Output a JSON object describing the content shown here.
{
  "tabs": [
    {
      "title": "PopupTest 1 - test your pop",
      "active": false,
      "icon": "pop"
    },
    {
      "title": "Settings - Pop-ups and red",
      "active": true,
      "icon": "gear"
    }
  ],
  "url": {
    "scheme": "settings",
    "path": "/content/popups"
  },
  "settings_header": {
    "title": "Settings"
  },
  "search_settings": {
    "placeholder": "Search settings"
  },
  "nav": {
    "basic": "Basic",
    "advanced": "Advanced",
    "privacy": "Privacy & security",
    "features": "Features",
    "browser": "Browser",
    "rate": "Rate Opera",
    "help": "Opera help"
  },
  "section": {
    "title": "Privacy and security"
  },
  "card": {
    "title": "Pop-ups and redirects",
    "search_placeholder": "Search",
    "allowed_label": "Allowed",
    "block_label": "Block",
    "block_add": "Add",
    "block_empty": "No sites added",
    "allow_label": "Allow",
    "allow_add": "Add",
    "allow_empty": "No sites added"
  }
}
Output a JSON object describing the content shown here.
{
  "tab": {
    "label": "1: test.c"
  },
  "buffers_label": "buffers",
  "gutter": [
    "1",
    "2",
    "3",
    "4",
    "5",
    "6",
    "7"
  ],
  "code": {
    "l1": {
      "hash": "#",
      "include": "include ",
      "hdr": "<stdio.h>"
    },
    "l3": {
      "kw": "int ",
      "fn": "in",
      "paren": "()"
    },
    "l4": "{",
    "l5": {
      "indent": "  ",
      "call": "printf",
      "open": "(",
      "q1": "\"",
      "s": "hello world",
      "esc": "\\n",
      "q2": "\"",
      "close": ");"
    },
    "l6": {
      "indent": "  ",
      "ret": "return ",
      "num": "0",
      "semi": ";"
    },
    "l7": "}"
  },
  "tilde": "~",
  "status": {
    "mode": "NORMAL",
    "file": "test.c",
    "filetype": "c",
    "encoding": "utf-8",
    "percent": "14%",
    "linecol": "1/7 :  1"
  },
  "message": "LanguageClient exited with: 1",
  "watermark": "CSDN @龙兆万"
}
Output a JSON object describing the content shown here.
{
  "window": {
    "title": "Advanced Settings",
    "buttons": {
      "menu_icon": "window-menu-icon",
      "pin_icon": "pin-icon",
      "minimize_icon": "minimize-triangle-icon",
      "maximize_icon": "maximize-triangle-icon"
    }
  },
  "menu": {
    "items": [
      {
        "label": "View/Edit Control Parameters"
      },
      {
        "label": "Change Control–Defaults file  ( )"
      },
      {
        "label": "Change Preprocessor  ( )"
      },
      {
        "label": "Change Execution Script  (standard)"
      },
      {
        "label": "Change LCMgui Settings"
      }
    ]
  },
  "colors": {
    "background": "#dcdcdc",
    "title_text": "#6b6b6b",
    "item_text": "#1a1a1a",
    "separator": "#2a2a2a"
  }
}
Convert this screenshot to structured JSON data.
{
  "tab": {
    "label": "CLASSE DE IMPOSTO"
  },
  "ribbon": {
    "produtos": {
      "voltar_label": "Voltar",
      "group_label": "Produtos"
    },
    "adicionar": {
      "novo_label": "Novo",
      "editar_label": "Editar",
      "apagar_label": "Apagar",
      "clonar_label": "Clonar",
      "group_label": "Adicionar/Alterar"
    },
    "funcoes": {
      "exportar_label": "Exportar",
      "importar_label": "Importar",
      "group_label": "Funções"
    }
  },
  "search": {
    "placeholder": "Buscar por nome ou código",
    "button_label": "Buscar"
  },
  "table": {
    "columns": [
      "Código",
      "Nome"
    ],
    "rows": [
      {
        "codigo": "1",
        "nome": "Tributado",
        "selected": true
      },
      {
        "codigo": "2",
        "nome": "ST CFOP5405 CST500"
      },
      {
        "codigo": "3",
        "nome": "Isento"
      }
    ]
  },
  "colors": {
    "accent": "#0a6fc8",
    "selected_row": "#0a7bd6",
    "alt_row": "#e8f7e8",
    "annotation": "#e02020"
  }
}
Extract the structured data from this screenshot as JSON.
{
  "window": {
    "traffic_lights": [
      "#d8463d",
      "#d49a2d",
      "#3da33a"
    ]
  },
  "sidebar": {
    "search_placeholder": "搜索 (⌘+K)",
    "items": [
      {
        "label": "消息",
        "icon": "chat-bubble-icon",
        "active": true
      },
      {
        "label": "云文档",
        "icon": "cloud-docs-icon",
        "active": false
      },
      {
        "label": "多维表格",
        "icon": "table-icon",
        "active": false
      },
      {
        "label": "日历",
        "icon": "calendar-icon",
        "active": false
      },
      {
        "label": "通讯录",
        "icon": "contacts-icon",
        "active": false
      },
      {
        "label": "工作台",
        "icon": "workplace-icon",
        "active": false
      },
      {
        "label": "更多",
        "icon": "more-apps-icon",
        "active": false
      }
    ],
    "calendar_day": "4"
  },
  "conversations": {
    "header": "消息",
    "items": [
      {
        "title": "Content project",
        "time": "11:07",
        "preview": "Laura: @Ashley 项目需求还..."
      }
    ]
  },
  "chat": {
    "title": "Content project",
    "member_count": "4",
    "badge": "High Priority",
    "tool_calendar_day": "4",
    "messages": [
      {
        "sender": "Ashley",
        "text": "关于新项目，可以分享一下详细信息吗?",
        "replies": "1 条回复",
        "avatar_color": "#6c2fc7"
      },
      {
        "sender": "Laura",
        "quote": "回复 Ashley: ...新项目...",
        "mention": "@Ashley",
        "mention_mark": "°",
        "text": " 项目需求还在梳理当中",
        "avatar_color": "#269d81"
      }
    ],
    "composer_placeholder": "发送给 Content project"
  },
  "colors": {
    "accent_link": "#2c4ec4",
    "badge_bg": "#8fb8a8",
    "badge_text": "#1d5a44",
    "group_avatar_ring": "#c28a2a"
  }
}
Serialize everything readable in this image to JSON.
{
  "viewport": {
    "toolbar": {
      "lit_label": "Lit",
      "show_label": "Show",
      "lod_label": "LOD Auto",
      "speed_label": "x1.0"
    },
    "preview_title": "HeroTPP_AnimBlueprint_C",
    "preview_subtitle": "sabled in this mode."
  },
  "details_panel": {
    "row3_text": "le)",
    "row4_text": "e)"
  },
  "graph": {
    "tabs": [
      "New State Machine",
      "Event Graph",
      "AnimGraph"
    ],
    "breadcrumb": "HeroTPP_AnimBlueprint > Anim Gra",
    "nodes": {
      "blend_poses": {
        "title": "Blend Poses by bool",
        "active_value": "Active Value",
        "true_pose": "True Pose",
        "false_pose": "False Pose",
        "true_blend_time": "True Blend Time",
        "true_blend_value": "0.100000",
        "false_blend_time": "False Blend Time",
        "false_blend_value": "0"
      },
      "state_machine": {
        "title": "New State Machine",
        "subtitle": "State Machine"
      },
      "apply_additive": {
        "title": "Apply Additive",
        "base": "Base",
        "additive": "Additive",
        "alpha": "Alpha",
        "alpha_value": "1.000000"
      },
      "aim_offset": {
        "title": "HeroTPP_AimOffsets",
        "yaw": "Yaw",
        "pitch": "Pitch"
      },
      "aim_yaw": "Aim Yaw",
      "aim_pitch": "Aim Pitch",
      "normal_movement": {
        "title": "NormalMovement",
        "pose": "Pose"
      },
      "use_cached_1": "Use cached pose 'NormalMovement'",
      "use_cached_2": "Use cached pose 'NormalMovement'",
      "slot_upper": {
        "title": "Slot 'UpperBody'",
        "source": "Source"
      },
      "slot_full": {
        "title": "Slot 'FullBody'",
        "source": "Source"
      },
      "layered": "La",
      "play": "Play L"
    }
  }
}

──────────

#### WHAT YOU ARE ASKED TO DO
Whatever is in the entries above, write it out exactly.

#### ANSWER FOR THIS EXERCISE
Output a JSON object describing the content shown here.
{
  "tabs": [
    {
      "title": "PopupTest 1 - test your pop",
      "active": false,
      "icon": "pop"
    },
    {
      "title": "Settings - Pop-ups and red",
      "active": true,
      "icon": "gear"
    }
  ],
  "url": {
    "scheme": "settings",
    "path": "/content/popups"
  },
  "settings_header": {
    "title": "Settings"
  },
  "search_settings": {
    "placeholder": "Search settings"
  },
  "nav": {
    "basic": "Basic",
    "advanced": "Advanced",
    "privacy": "Privacy & security",
    "features": "Features",
    "browser": "Browser",
    "rate": "Rate Opera",
    "help": "Opera help"
  },
  "section": {
    "title": "Privacy and security"
  },
  "card": {
    "title": "Pop-ups and redirects",
    "search_placeholder": "Search",
    "allowed_label": "Allowed",
    "block_label": "Block",
    "block_add": "Add",
    "block_empty": "No sites added",
    "allow_label": "Allow",
    "allow_add": "Add",
    "allow_empty": "No sites added"
  }
}
Output a JSON object describing the content shown here.
{
  "tab": {
    "label": "1: test.c"
  },
  "buffers_label": "buffers",
  "gutter": [
    "1",
    "2",
    "3",
    "4",
    "5",
    "6",
    "7"
  ],
  "code": {
    "l1": {
      "hash": "#",
      "include": "include ",
      "hdr": "<stdio.h>"
    },
    "l3": {
      "kw": "int ",
      "fn": "in",
      "paren": "()"
    },
    "l4": "{",
    "l5": {
      "indent": "  ",
      "call": "printf",
      "open": "(",
      "q1": "\"",
      "s": "hello world",
      "esc": "\\n",
      "q2": "\"",
      "close": ");"
    },
    "l6": {
      "indent": "  ",
      "ret": "return ",
      "num": "0",
      "semi": ";"
    },
    "l7": "}"
  },
  "tilde": "~",
  "status": {
    "mode": "NORMAL",
    "file": "test.c",
    "filetype": "c",
    "encoding": "utf-8",
    "percent": "14%",
    "linecol": "1/7 :  1"
  },
  "message": "LanguageClient exited with: 1",
  "watermark": "CSDN @龙兆万"
}
Output a JSON object describing the content shown here.
{
  "window": {
    "title": "Advanced Settings",
    "buttons": {
      "menu_icon": "window-menu-icon",
      "pin_icon": "pin-icon",
      "minimize_icon": "minimize-triangle-icon",
      "maximize_icon": "maximize-triangle-icon"
    }
  },
  "menu": {
    "items": [
      {
        "label": "View/Edit Control Parameters"
      },
      {
        "label": "Change Control–Defaults file  ( )"
      },
      {
        "label": "Change Preprocessor  ( )"
      },
      {
        "label": "Change Execution Script  (standard)"
      },
      {
        "label": "Change LCMgui Settings"
      }
    ]
  },
  "colors": {
    "background": "#dcdcdc",
    "title_text": "#6b6b6b",
    "item_text": "#1a1a1a",
    "separator": "#2a2a2a"
  }
}
Convert this screenshot to structured JSON data.
{
  "tab": {
    "label": "CLASSE DE IMPOSTO"
  },
  "ribbon": {
    "produtos": {
      "voltar_label": "Voltar",
      "group_label": "Produtos"
    },
    "adicionar": {
      "novo_label": "Novo",
      "editar_label": "Editar",
      "apagar_label": "Apagar",
      "clonar_label": "Clonar",
      "group_label": "Adicionar/Alterar"
    },
    "funcoes": {
      "exportar_label": "Exportar",
      "importar_label": "Importar",
      "group_label": "Funções"
    }
  },
  "search": {
    "placeholder": "Buscar por nome ou código",
    "button_label": "Buscar"
  },
  "table": {
    "columns": [
      "Código",
      "Nome"
    ],
    "rows": [
      {
        "codigo": "1",
        "nome": "Tributado",
        "selected": true
      },
      {
        "codigo": "2",
        "nome": "ST CFOP5405 CST500"
      },
      {
        "codigo": "3",
        "nome": "Isento"
      }
    ]
  },
  "colors": {
    "accent": "#0a6fc8",
    "selected_row": "#0a7bd6",
    "alt_row": "#e8f7e8",
    "annotation": "#e02020"
  }
}
Extract the structured data from this screenshot as JSON.
{
  "window": {
    "traffic_lights": [
      "#d8463d",
      "#d49a2d",
      "#3da33a"
    ]
  },
  "sidebar": {
    "search_placeholder": "搜索 (⌘+K)",
    "items": [
      {
        "label": "消息",
        "icon": "chat-bubble-icon",
        "active": true
      },
      {
        "label": "云文档",
        "icon": "cloud-docs-icon",
        "active": false
      },
      {
        "label": "多维表格",
        "icon": "table-icon",
        "active": false
      },
      {
        "label": "日历",
        "icon": "calendar-icon",
        "active": false
      },
      {
        "label": "通讯录",
        "icon": "contacts-icon",
        "active": false
      },
      {
        "label": "工作台",
        "icon": "workplace-icon",
        "active": false
      },
      {
        "label": "更多",
        "icon": "more-apps-icon",
        "active": false
      }
    ],
    "calendar_day": "4"
  },
  "conversations": {
    "header": "消息",
    "items": [
      {
        "title": "Content project",
        "time": "11:07",
        "preview": "Laura: @Ashley 项目需求还..."
      }
    ]
  },
  "chat": {
    "title": "Content project",
    "member_count": "4",
    "badge": "High Priority",
    "tool_calendar_day": "4",
    "messages": [
      {
        "sender": "Ashley",
        "text": "关于新项目，可以分享一下详细信息吗?",
        "replies": "1 条回复",
        "avatar_color": "#6c2fc7"
      },
      {
        "sender": "Laura",
        "quote": "回复 Ashley: ...新项目...",
        "mention": "@Ashley",
        "mention_mark": "°",
        "text": " 项目需求还在梳理当中",
        "avatar_color": "#269d81"
      }
    ],
    "composer_placeholder": "发送给 Content project"
  },
  "colors": {
    "accent_link": "#2c4ec4",
    "badge_bg": "#8fb8a8",
    "badge_text": "#1d5a44",
    "group_avatar_ring": "#c28a2a"
  }
}
Serialize everything readable in this image to JSON.
{
  "viewport": {
    "toolbar": {
      "lit_label": "Lit",
      "show_label": "Show",
      "lod_label": "LOD Auto",
      "speed_label": "x1.0"
    },
    "preview_title": "HeroTPP_AnimBlueprint_C",
    "preview_subtitle": "sabled in this mode."
  },
  "details_panel": {
    "row3_text": "le)",
    "row4_text": "e)"
  },
  "graph": {
    "tabs": [
      "New State Machine",
      "Event Graph",
      "AnimGraph"
    ],
    "breadcrumb": "HeroTPP_AnimBlueprint > Anim Gra",
    "nodes": {
      "blend_poses": {
        "title": "Blend Poses by bool",
        "active_value": "Active Value",
        "true_pose": "True Pose",
        "false_pose": "False Pose",
        "true_blend_time": "True Blend Time",
        "true_blend_value": "0.100000",
        "false_blend_time": "False Blend Time",
        "false_blend_value": "0"
      },
      "state_machine": {
        "title": "New State Machine",
        "subtitle": "State Machine"
      },
      "apply_additive": {
        "title": "Apply Additive",
        "base": "Base",
        "additive": "Additive",
        "alpha": "Alpha",
        "alpha_value": "1.000000"
      },
      "aim_offset": {
        "title": "HeroTPP_AimOffsets",
        "yaw": "Yaw",
        "pitch": "Pitch"
      },
      "aim_yaw": "Aim Yaw",
      "aim_pitch": "Aim Pitch",
      "normal_movement": {
        "title": "NormalMovement",
        "pose": "Pose"
      },
      "use_cached_1": "Use cached pose 'NormalMovement'",
      "use_cached_2": "Use cached pose 'NormalMovement'",
      "slot_upper": {
        "title": "Slot 'UpperBody'",
        "source": "Source"
      },
      "slot_full": {
        "title": "Slot 'FullBody'",
        "source": "Source"
      },
      "layered": "La",
      "play": "Play L"
    }
  }
}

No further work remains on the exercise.